Chart of the Month – August 2019

Components of Wealth by Wealth Bracket (Protection in a Recession)

As we approach what we believe are the final stages of a very long expansion, one must look to protecting one’s assets in the event of a severe recession. This begs the question of who really gets hurt in recessions. The answer to this is usually everybody, to a greater or lesser degree. The most important assets to protect are those that provide food and shelter for the family and also those that provide a means to an income. Clearly the residential home is very important and in many cases a motor vehicle. Following this would be business assets that provide an income and lastly assets that are nice to have but not essential, like recreational real estate, hobby collections, etc. In most portfolios, a good mix of assets is useful in protecting one’s overall net worth, thus I have grouped assets into six categories and plotted them against the various levels of wealth.

The bars in the chart are organized according to liquidity, the top assets being the most easily converted to cash. Some of these asset classes need no explanation, but other categories are as follows.

Business & investment assets: These often include securities traded in public markets, which are very liquid. There may be penalties or taxes for drawing on the liquidity such as using funds from RRSPs and other tax shelters but can be liquidated in an emergency. Business assets may include shares in private companies which are somewhat illiquid but can usually be pledged as collateral against loans, which makes them liquid.

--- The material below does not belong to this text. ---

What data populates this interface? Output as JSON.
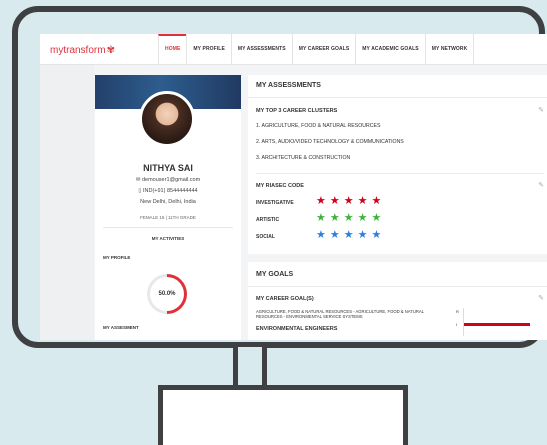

Non-financial assets: Furnishings, collectables, art, etc. are precious and may be emotionally difficult to part with, but buyers may be found amongst other collectors at the top end and pawn brokers at the lower end.

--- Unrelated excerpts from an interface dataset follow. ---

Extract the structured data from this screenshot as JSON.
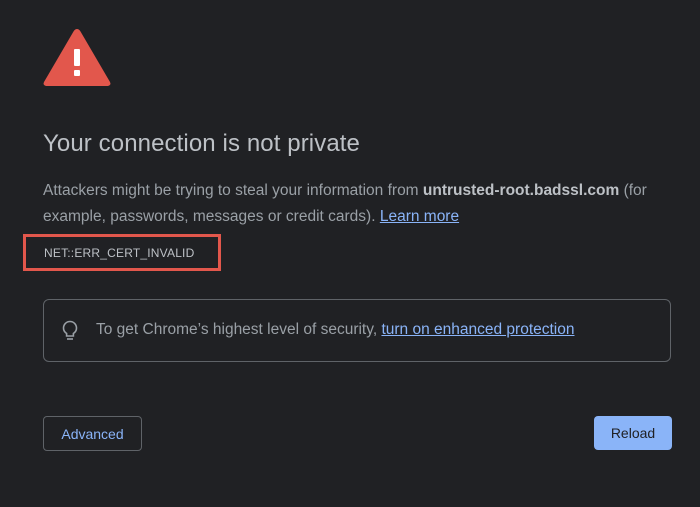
{
  "colors": {
    "background": "#202124",
    "warning_red": "#e2574c",
    "link_blue": "#8ab4f8",
    "highlight_border": "#e2574c"
  },
  "icons": {
    "warning": "warning-triangle-icon",
    "tip": "lightbulb-icon"
  },
  "header": {
    "title": "Your connection is not private"
  },
  "explanation": {
    "prefix": "Attackers might be trying to steal your information from ",
    "domain": "untrusted-root.badssl.com",
    "suffix": " (for example, passwords, messages or credit cards). ",
    "learn_more": "Learn more"
  },
  "error": {
    "code": "NET::ERR_CERT_INVALID"
  },
  "enhanced_protection": {
    "text": "To get Chrome’s highest level of security, ",
    "link": "turn on enhanced protection"
  },
  "buttons": {
    "advanced": "Advanced",
    "reload": "Reload"
  }
}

Other financial assets: May include holdings in private companies, partnerships etc. which may be hard to sell.

Real estate (excluding primary residence): Might include recreational property, second houses or raw land which is saleable but may take time to liquidate.

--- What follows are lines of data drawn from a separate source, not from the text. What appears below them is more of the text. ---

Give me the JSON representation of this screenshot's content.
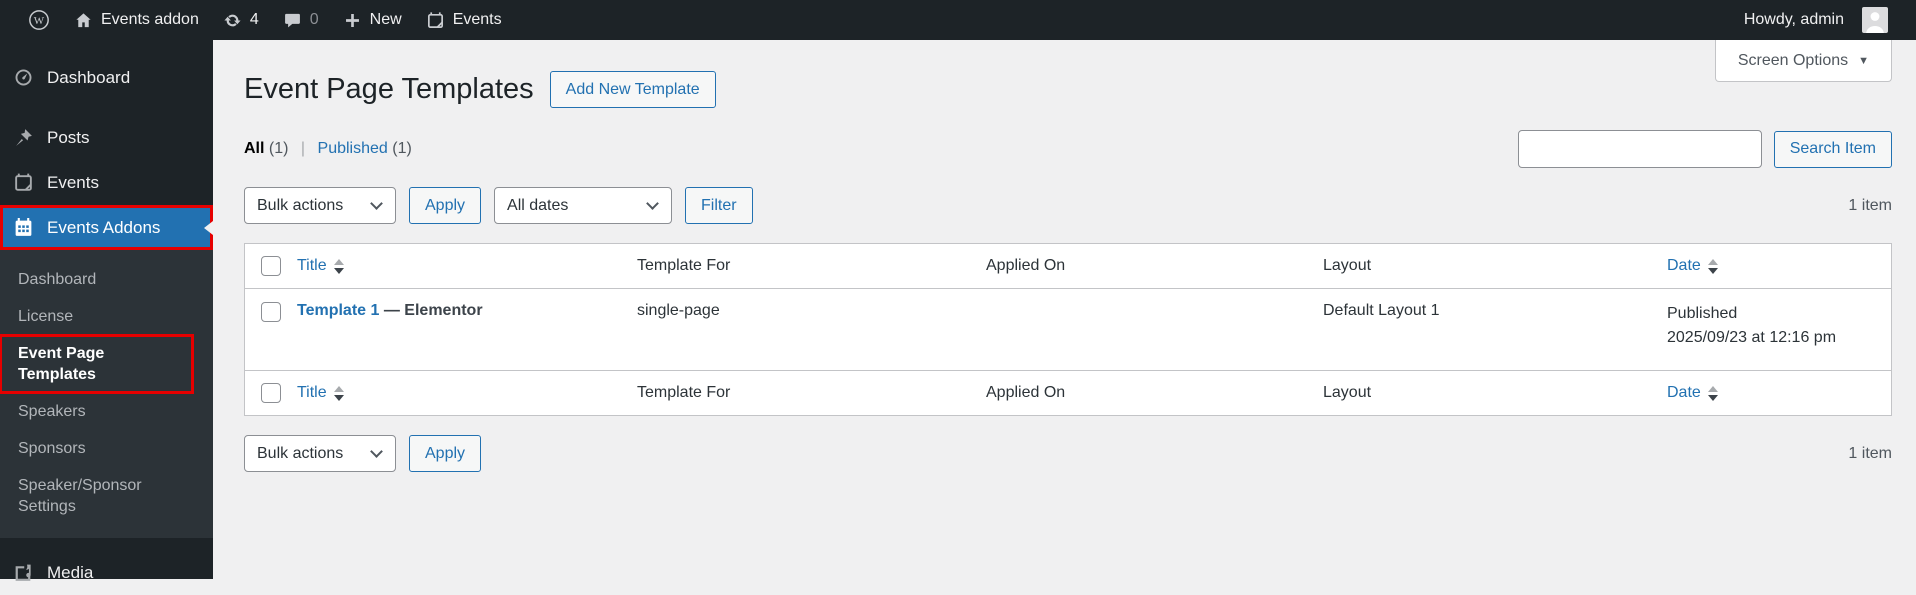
{
  "colors": {
    "accent": "#2271b1",
    "annotation_red": "#e60000",
    "bar_bg": "#1d2327",
    "content_bg": "#f0f0f1"
  },
  "admin_bar": {
    "site_name": "Events addon",
    "updates_count": "4",
    "comments_count": "0",
    "new_label": "New",
    "events_label": "Events",
    "howdy": "Howdy, admin"
  },
  "sidebar": {
    "dashboard": "Dashboard",
    "posts": "Posts",
    "events": "Events",
    "events_addons": "Events Addons",
    "media": "Media",
    "submenu": {
      "dashboard": "Dashboard",
      "license": "License",
      "event_page_templates": "Event Page Templates",
      "speakers": "Speakers",
      "sponsors": "Sponsors",
      "speaker_sponsor_settings": "Speaker/Sponsor Settings"
    }
  },
  "header": {
    "title": "Event Page Templates",
    "add_new_button": "Add New Template",
    "screen_options": "Screen Options"
  },
  "list": {
    "filter_all": "All",
    "filter_all_count": "(1)",
    "filter_published": "Published",
    "filter_published_count": "(1)",
    "search_button": "Search Item",
    "items_count": "1 item"
  },
  "nav": {
    "bulk_actions": "Bulk actions",
    "apply": "Apply",
    "all_dates": "All dates",
    "filter": "Filter"
  },
  "table": {
    "headers": {
      "title": "Title",
      "template_for": "Template For",
      "applied_on": "Applied On",
      "layout": "Layout",
      "date": "Date"
    },
    "row": {
      "title": "Template 1",
      "post_state": "— Elementor",
      "template_for": "single-page",
      "applied_on": "",
      "layout": "Default Layout 1",
      "date_status": "Published",
      "date_value": "2025/09/23 at 12:16 pm"
    }
  }
}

It is clear that the makeup of a person’s net worth has much to do with how well they can withstand the effects of a recession.

The bottom 25% of the population is vulnerable to falling real estate values, particularly in the event of job losses, and they may have to sell their most valuable asset, their home, which may have fallen in value. Another potential source of quick cash is to sell a vehicle. Once again this is a large portion of their net worth but as mentioned above, is likely to be an essential item to maintaining one’s ability to work.

At the other end of the population spectrum, the wealthiest individuals generally have more than 50% of their net worth tied up in business interests. This may include equity investments in private companies which are usually difficult to dispose of in a recession. They frequently have good size positions in non-primary residential real estate and collectables. While it might be painful to sell these assets, their sale does little to affect their lifestyle.

The cohort with the best-balanced portfolio of assets is often the second quartile of the population who would be considered middle to upper middle class. They have considerable business and investment assets which can be sold or pledged to protect their residence, which in any event represents less than 20% of their net worth.

Our conclusion is that those hurt the most by recession are likely the bottom 25% of the population and counter-intuitively the 10-25% top tier if their business and investment portfolios are heavily weighted into a single company that provides the majority of income for the family. Yes, they can sell “play assets” but most of their wealth might be tied up in a business which may be vulnerable in a recession.

The key takeaway from this analysis is that when one plans one’s future it is useful to treat your wealth as a portfolio that needs diversification of asset class, volatility and maybe geography.